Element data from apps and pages

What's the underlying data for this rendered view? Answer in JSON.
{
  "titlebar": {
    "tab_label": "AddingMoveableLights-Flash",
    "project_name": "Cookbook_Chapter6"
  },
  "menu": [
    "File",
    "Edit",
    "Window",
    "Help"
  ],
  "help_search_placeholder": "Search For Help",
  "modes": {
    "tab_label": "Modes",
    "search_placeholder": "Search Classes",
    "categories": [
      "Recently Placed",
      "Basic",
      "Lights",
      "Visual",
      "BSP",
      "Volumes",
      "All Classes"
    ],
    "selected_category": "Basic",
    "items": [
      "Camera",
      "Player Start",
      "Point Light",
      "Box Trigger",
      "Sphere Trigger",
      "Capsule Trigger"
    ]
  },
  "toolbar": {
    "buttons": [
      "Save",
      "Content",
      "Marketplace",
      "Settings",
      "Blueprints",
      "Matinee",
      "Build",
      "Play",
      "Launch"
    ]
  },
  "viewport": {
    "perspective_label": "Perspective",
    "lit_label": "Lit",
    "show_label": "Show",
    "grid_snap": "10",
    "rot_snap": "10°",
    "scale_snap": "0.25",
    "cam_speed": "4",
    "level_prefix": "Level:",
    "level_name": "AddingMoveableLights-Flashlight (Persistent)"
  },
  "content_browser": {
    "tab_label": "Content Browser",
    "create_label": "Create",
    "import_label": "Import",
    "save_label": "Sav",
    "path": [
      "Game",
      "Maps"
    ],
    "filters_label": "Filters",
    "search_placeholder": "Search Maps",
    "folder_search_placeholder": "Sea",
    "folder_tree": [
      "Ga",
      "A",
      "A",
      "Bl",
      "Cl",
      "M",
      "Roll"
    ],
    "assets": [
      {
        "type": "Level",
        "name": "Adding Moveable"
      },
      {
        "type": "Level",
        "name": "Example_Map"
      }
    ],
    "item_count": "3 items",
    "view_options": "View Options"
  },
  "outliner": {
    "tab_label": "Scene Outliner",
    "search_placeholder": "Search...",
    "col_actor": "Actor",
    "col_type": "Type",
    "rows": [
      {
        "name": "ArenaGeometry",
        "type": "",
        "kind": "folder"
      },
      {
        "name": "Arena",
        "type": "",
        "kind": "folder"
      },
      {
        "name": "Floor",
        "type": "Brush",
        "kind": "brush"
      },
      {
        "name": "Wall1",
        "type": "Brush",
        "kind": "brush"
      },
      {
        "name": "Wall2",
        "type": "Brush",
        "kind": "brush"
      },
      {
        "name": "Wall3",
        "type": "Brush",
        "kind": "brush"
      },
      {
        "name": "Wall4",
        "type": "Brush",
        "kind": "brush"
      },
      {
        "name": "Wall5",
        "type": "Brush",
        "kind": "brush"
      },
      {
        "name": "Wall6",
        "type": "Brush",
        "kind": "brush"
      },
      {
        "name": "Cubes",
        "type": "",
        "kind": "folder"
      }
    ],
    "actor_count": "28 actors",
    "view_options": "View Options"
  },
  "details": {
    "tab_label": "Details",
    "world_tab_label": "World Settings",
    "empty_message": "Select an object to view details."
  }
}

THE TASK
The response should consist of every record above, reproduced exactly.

ANSWER
What's the underlying data for this rendered view? Answer in JSON.
{
  "titlebar": {
    "tab_label": "AddingMoveableLights-Flash",
    "project_name": "Cookbook_Chapter6"
  },
  "menu": [
    "File",
    "Edit",
    "Window",
    "Help"
  ],
  "help_search_placeholder": "Search For Help",
  "modes": {
    "tab_label": "Modes",
    "search_placeholder": "Search Classes",
    "categories": [
      "Recently Placed",
      "Basic",
      "Lights",
      "Visual",
      "BSP",
      "Volumes",
      "All Classes"
    ],
    "selected_category": "Basic",
    "items": [
      "Camera",
      "Player Start",
      "Point Light",
      "Box Trigger",
      "Sphere Trigger",
      "Capsule Trigger"
    ]
  },
  "toolbar": {
    "buttons": [
      "Save",
      "Content",
      "Marketplace",
      "Settings",
      "Blueprints",
      "Matinee",
      "Build",
      "Play",
      "Launch"
    ]
  },
  "viewport": {
    "perspective_label": "Perspective",
    "lit_label": "Lit",
    "show_label": "Show",
    "grid_snap": "10",
    "rot_snap": "10°",
    "scale_snap": "0.25",
    "cam_speed": "4",
    "level_prefix": "Level:",
    "level_name": "AddingMoveableLights-Flashlight (Persistent)"
  },
  "content_browser": {
    "tab_label": "Content Browser",
    "create_label": "Create",
    "import_label": "Import",
    "save_label": "Sav",
    "path": [
      "Game",
      "Maps"
    ],
    "filters_label": "Filters",
    "search_placeholder": "Search Maps",
    "folder_search_placeholder": "Sea",
    "folder_tree": [
      "Ga",
      "A",
      "A",
      "Bl",
      "Cl",
      "M",
      "Roll"
    ],
    "assets": [
      {
        "type": "Level",
        "name": "Adding Moveable"
      },
      {
        "type": "Level",
        "name": "Example_Map"
      }
    ],
    "item_count": "3 items",
    "view_options": "View Options"
  },
  "outliner": {
    "tab_label": "Scene Outliner",
    "search_placeholder": "Search...",
    "col_actor": "Actor",
    "col_type": "Type",
    "rows": [
      {
        "name": "ArenaGeometry",
        "type": "",
        "kind": "folder"
      },
      {
        "name": "Arena",
        "type": "",
        "kind": "folder"
      },
      {
        "name": "Floor",
        "type": "Brush",
        "kind": "brush"
      },
      {
        "name": "Wall1",
        "type": "Brush",
        "kind": "brush"
      },
      {
        "name": "Wall2",
        "type": "Brush",
        "kind": "brush"
      },
      {
        "name": "Wall3",
        "type": "Brush",
        "kind": "brush"
      },
      {
        "name": "Wall4",
        "type": "Brush",
        "kind": "brush"
      },
      {
        "name": "Wall5",
        "type": "Brush",
        "kind": "brush"
      },
      {
        "name": "Wall6",
        "type": "Brush",
        "kind": "brush"
      },
      {
        "name": "Cubes",
        "type": "",
        "kind": "folder"
      }
    ],
    "actor_count": "28 actors",
    "view_options": "View Options"
  },
  "details": {
    "tab_label": "Details",
    "world_tab_label": "World Settings",
    "empty_message": "Select an object to view details."
  }
}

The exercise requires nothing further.